    \binom n0 p^0 (1-p)^{n-0} + \binom n1 p^1 (1-p)^{n-1} + \binom n2 p^2 (1-p)^{n-2} + \cdots + \binom n{k-1} p^{k-1} (1-p)^{n-(k-1)} + \binom nk p^k (1-p)^{n-k},
    which we can write using summation notation (or Sigma notation) as follows: \sum_{j=0}^{k} \binom nj p^j (1-p)^{n-j}. The probability of getting at least k successes out of n tries equals \sum_{j=k}^{n} \binom nj p^j (1-p)^{n-j}.
  6. Or, for lovers of syntax,
    Sum[ Binomial[50,j] * (0.4)^j * (1-0.4)^(50-j), {j,0,13} ] .
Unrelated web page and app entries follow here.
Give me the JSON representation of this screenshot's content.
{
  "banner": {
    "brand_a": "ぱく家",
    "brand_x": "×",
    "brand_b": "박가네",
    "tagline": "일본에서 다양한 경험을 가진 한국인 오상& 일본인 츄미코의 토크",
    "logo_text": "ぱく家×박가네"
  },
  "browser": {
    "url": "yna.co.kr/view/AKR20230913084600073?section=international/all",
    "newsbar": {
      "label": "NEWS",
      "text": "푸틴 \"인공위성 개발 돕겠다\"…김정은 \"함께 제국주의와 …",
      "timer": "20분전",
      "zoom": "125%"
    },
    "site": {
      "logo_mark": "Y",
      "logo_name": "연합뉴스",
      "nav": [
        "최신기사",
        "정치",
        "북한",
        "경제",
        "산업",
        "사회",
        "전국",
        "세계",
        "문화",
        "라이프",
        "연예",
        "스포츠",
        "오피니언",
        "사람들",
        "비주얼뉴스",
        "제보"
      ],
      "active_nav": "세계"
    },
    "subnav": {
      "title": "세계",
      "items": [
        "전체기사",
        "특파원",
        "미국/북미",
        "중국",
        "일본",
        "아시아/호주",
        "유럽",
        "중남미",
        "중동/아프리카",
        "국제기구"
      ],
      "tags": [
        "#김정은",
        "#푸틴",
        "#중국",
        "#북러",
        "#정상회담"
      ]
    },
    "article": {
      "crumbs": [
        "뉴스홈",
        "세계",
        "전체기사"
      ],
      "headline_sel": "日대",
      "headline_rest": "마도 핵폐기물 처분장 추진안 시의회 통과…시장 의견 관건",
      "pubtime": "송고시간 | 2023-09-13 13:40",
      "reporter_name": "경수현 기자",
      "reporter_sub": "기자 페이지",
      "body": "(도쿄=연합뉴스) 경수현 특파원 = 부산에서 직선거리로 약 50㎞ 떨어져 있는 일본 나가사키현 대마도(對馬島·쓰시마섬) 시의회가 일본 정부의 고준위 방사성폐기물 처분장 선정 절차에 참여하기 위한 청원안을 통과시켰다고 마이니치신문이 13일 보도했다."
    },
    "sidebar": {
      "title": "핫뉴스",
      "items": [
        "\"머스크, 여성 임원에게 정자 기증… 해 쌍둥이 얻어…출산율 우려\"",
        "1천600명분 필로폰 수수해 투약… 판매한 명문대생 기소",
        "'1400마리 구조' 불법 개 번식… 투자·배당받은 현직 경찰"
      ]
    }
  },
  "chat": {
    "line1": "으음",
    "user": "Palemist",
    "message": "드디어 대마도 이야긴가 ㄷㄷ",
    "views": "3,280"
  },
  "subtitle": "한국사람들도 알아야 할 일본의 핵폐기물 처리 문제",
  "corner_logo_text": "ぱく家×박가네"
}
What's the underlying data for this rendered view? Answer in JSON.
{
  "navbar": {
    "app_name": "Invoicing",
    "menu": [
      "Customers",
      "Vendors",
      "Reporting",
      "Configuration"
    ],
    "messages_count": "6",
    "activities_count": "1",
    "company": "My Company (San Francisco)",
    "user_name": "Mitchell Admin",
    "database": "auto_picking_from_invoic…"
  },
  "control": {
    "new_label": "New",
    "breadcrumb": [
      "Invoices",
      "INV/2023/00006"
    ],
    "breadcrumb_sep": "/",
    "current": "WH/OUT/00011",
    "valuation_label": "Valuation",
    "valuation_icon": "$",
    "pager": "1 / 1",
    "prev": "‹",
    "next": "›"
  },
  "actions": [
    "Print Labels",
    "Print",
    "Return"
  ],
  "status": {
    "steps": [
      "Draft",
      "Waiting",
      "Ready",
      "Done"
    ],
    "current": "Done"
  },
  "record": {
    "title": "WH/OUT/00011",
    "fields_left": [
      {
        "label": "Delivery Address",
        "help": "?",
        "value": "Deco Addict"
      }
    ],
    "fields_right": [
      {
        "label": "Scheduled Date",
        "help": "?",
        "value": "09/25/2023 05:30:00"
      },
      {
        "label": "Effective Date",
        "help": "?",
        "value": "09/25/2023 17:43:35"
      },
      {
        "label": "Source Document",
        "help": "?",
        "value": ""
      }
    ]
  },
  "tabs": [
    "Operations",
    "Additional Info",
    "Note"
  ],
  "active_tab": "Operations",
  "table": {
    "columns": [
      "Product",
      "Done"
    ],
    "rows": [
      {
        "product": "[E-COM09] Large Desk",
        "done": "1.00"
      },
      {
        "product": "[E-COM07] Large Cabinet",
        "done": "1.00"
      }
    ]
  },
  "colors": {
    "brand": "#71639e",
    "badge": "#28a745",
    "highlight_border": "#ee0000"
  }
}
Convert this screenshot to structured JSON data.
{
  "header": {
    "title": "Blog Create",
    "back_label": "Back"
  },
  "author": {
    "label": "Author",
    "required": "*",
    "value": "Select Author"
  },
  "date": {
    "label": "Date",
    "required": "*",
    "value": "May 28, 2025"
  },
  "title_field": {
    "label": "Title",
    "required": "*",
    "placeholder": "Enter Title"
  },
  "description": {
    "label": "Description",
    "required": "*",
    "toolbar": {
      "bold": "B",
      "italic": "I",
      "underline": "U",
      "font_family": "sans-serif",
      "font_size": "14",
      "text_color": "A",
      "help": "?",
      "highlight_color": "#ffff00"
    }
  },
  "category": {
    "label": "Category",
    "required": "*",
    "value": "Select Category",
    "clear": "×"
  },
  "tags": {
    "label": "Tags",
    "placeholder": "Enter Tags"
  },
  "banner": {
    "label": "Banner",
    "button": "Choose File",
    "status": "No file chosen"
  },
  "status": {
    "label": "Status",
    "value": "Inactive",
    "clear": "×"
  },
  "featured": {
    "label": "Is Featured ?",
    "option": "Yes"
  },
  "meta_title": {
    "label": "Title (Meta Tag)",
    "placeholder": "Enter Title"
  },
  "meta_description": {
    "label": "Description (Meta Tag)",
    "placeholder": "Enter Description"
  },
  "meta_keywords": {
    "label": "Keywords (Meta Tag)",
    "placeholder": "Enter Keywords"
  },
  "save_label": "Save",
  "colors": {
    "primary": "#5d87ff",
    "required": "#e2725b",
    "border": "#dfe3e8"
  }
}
  7. As a side note: among all critical responses to the posting of that article, I found that this one detail—the 24% figure—generated the most criticism, much of it (in my opinion) demonstrably misguided. Some people complained that the “correct” figure to use should be much lower, perhaps around 10-12%, because that is the proportion of women among tenured faculty at top-tier mathematics departments. There are at least two flaws in this argument. First, it assumes that being hired and granted tenure at top-tier institutions is done equitably for women and men, but there is ample evidence of systemic gender bias in hiring, one that is more pronounced at top-tier institutions; in other words, it relies upon the assumption that men at top-tier institutions are generally stronger than women at next-tier institutions, which a dubious assumption. Second, my article explicitly discusses all of the obstacles for women in STEM, even after they earn their PhD—implicit bias in evaluations, double standards for behaviour and self-promotion, the impostor phenomenon, and all the usual factors known to contribute to the leaky pipeline—and hence comparing the proportion of female PhD-earners to the proportion of female conference speakers is reasonable. In this context, claiming that the lower proportion of women in top-tier tenured positions should be the measuring stick for representation at conferences is, quite simply, using a symptom of the very problem we are discussing to justify perpetuating the problem.

Update, 21 October 2015: I interviewed Greg for Quartz, and you can read that interview here (or here, in The Atlantic).

Photo credit: PearlsofJannah on Flickr.